The recent annual meeting between the Indus Waters Commissioners of India and Pakistan ended with same complaints from Islamabad and the almost regular defence from New Delhi. Though Baglihar and Kishenganga appear to be the main reason for the complaints, there are other fault lines, internal, bilateral and multilateral, which are straining the Indus Waters Treaty (IWT). The IWT is likely to come under larger stress in the near future and it is imperative, that people living along the Indus River understand the gravity of issues, and look beyond their national and regional prisms.
From New Delhi’s perspective, it is important to realise that internal political and emotional situation regarding the sharing of waters in Pakistan and in J&K is likely to have a negative impact on the IWT as a whole. Experts like BG Verghese have already pitched for an Indus Water Treaty-II, which is important from New Delhi’s perspective to look into and prepare for. The objective should be to prevent any water wars – internal and bilateral, and also to improve water governance.
The following issues in particular have the potential to become a crisis, straining the IWT further. First, there is a clear divide between Jammu and Kashmir (J&K) on the one hand and the central government on the other, on the nature and use of IWT. The people and government of J&K, where the Indus and most of its important tributaries flow through, are against the IWT, as they feel it is against their interests. A resolution was passed in J&K Legislative Assembly in 2002, calling for annulling the IWT. A section inside J&K even considers the IWT as an Indo-Pak conspiracy against the Kashmiris. Kashmiri grievances are based on emotional and economic issues; for Kashmiris, water and land have always been an emotional issue. Second, J&K also considers the IWT as an economic liability. The majority in J&K consider that the IWT discriminates against Kashmiris by not letting them tap the potential of the Indus and its tributaries in terms of using the waters for agriculture, transport and energy. It is believed that the losses that the IWT cause to J&K are around Rs.80 billion annually.

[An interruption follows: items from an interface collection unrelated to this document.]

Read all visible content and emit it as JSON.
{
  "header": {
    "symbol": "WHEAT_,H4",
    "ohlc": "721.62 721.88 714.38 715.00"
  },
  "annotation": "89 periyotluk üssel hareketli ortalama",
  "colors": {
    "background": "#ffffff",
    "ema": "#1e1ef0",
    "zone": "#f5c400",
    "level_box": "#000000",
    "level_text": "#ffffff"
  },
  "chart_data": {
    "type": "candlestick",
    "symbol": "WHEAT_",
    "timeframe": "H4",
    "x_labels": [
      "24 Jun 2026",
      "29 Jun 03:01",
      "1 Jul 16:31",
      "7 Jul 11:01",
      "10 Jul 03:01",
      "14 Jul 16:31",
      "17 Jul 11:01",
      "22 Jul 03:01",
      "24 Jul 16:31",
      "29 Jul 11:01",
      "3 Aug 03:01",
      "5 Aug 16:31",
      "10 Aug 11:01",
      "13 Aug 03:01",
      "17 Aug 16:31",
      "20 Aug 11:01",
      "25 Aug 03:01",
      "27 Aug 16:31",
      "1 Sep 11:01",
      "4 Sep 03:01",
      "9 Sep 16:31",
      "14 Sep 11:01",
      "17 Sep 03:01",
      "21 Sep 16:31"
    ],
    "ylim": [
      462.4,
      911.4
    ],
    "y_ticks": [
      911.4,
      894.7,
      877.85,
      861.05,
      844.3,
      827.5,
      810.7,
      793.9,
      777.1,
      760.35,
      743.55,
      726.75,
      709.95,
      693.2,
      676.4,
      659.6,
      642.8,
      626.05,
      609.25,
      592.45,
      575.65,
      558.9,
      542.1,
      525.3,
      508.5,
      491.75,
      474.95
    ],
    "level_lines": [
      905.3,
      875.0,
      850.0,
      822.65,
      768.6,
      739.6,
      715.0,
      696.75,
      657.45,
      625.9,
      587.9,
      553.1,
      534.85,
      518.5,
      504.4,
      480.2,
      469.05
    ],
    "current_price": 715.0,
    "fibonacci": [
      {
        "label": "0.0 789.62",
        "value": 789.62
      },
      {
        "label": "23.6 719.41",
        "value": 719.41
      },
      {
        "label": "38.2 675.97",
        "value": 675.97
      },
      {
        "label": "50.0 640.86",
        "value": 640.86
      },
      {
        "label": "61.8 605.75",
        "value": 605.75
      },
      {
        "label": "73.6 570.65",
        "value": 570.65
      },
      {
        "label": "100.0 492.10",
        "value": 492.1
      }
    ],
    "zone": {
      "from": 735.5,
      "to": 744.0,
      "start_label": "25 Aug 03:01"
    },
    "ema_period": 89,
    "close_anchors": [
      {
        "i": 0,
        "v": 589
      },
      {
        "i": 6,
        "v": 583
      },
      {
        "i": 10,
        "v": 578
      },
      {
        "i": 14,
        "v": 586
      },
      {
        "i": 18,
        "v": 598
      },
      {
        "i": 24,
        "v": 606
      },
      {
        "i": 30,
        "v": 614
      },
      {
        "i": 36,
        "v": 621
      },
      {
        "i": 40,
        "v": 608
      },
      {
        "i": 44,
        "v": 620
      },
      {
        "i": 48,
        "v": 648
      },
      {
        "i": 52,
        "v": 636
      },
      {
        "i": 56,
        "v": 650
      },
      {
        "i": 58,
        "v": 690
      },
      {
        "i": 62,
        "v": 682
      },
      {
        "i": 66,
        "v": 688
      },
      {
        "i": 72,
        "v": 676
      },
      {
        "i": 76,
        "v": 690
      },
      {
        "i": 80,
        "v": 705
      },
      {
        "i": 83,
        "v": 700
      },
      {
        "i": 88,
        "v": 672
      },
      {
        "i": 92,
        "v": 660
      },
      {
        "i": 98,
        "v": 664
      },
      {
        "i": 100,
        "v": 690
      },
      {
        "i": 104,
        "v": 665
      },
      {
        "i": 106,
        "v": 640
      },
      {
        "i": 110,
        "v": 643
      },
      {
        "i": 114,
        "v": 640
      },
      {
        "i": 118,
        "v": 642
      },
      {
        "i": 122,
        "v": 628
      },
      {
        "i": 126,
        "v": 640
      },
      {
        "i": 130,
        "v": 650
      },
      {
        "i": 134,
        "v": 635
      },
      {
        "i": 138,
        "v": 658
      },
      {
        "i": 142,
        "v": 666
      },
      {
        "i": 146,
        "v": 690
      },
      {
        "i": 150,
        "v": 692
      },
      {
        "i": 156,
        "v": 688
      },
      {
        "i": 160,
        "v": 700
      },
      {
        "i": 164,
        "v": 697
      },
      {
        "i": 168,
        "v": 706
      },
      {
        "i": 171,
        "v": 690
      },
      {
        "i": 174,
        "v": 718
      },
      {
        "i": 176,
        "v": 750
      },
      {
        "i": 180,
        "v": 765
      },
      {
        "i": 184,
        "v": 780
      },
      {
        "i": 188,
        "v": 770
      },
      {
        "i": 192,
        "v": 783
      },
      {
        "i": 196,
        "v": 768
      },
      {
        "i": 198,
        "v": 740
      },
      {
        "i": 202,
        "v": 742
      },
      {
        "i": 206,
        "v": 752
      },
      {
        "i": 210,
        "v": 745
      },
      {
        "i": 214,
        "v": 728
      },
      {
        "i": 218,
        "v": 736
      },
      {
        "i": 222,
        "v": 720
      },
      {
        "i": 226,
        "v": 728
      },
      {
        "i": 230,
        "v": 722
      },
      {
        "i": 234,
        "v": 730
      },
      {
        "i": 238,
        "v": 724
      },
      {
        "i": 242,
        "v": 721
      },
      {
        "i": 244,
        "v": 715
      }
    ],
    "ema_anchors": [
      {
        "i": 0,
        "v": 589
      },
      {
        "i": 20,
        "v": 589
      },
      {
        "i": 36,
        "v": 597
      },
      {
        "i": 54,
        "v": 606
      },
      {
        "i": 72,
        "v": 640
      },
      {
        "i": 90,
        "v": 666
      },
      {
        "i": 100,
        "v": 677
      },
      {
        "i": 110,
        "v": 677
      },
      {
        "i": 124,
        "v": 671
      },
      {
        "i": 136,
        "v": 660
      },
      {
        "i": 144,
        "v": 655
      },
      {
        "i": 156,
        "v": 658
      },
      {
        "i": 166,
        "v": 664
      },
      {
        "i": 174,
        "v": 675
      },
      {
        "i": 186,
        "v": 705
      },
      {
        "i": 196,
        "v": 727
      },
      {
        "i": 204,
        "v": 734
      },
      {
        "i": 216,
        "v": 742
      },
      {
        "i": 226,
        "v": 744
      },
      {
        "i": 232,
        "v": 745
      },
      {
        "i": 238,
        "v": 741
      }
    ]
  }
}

Third, the people of Northern Areas in Pakistan-Occupied Kashmir (PoK) also consider the IWT against their interests. The controversy over the construction of Diamer-Basha dam highlights the tensions between Northern Areas and Islamabad on sharing the Indus waters. Many in Northern Areas feel that Islamabad has not provided any political status to the region, precisely to exploit them over the Indus waters. They argue that had Northern Areas been a political entity, Pakistan then would have to share the waters and royalty. Worse, a section also believes, that while the Basha dam will submerge parts of its land and result in displacement, the royalties will go to the NWFP.
Fourth, PoK has a serious problem with the rest of Pakistan on the Mangala dam. Muzaffarabad feels exploited by the rest of Islamabad over the dam and the construction in Mirpur has dislocated the entire city, with the benefit going to the rest of Pakistan. Islamabad is too sensitive about any water-related issues involving PoK and the Northern Areas. A government official was suspended for writing a book on the Mangala dam; subsequently all his books were banned during 2002-04 and he was accused of “an attempt to promote nationalist feelings amongst Kashmiris.”
Fifth, the four provinces of Pakistan are deeply divided within, in terms of sharing the Indus waters. The controversy over the construction of Kalabagh alone will amplify internal problems relating to the water conflict. While Punjab wants to build the dam at any cost, leaders of Sindh have warned Islamabad to choose between Kalabagh and the federation, meaning that construction of the dam will result in Sindh walking out of the federal structure.
Sixth, South Asia as a whole has a serious deficit relating to water governance. None of the countries in SAARC use water judiciously; as a result, there is huge water wastage. Besides, despite knowing that water is precious commodity, South Asia has failed to evolve alternate modes of irrigation; canal and river irrigations are the most preferred in South Asia. Methods like drip irrigation and crop rotation to better use the available water, are yet to be effectively evolved. South Asia as a whole, wastes water.
Finally, studies on the Himalayan glaciers highlight the possibility of a decline in water flow in the Indus and its tributaries. With expanding populations and growing energy and economic needs in the region, any decline in water flow will only increase the stress on the IWT. Given the inter-state and intra-state political and emotional issues along the Indus river basin, the possibility of water scarcity resulting in water wars between the states and within them, cannot be completely ruled out.
It is imperative, that India, Pakistan and their sub-regions work together to address the growing concerns and avoid any future conflict over the sharing of waters. IWT has an inbuilt provision to rework its sections. India, Pakistan and their local governments should work together towards creating Indus Water Treaty-II, addressing the issues mentioned above. IWT-II could very well be a conflict prevention measure relating to water issues along the Indus river basin.